## Required action
No picture belongs in the copy. Repeat each line below exactly.

Records from a dataset:
________________________

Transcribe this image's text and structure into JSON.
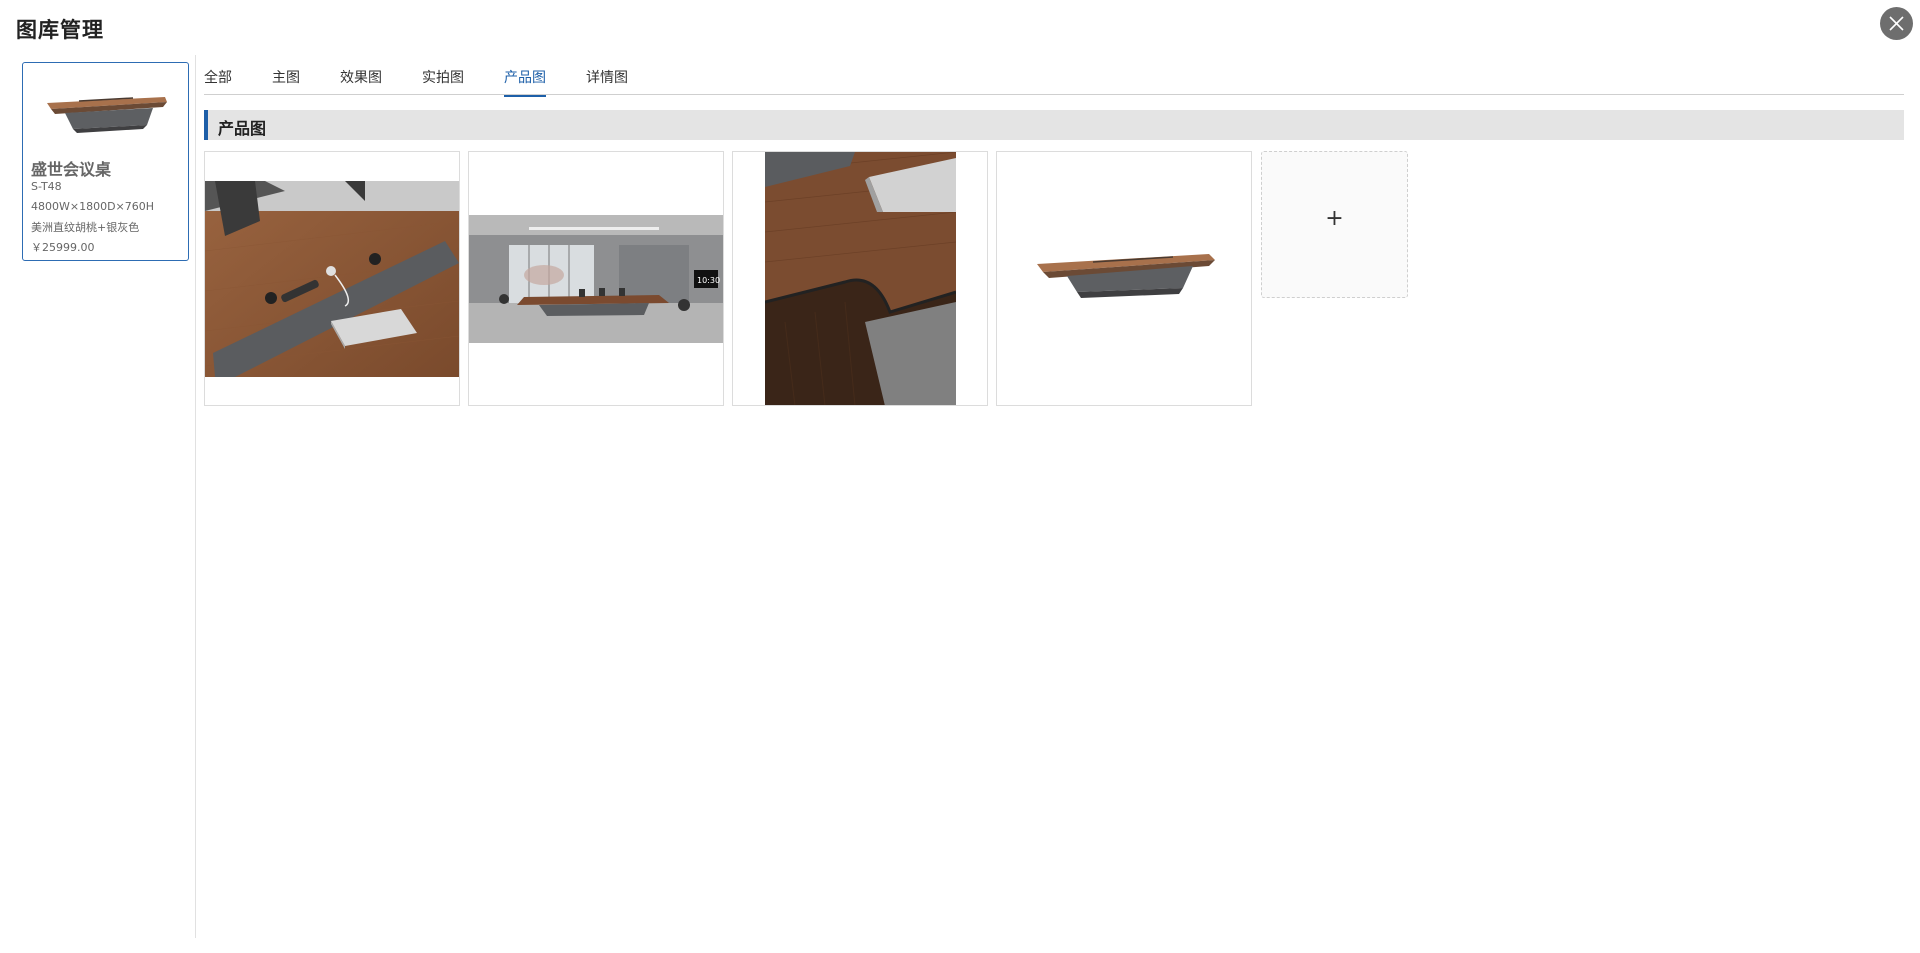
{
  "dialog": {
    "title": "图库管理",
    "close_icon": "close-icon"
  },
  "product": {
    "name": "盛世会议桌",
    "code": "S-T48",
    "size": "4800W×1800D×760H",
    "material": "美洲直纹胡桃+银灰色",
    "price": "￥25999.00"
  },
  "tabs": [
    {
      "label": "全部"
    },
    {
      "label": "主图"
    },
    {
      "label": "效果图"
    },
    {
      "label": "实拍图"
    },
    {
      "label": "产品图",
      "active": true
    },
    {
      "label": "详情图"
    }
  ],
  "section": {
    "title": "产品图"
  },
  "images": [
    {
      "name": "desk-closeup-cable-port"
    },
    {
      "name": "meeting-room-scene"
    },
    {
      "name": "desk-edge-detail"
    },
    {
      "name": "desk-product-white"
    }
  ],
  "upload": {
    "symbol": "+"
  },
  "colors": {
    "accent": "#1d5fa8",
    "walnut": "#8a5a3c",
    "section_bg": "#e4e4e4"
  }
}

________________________

## Result of this exercise
Transcribe this image's text and structure into JSON.
{
  "dialog": {
    "title": "图库管理",
    "close_icon": "close-icon"
  },
  "product": {
    "name": "盛世会议桌",
    "code": "S-T48",
    "size": "4800W×1800D×760H",
    "material": "美洲直纹胡桃+银灰色",
    "price": "￥25999.00"
  },
  "tabs": [
    {
      "label": "全部"
    },
    {
      "label": "主图"
    },
    {
      "label": "效果图"
    },
    {
      "label": "实拍图"
    },
    {
      "label": "产品图",
      "active": true
    },
    {
      "label": "详情图"
    }
  ],
  "section": {
    "title": "产品图"
  },
  "images": [
    {
      "name": "desk-closeup-cable-port"
    },
    {
      "name": "meeting-room-scene"
    },
    {
      "name": "desk-edge-detail"
    },
    {
      "name": "desk-product-white"
    }
  ],
  "upload": {
    "symbol": "+"
  },
  "colors": {
    "accent": "#1d5fa8",
    "walnut": "#8a5a3c",
    "section_bg": "#e4e4e4"
  }
}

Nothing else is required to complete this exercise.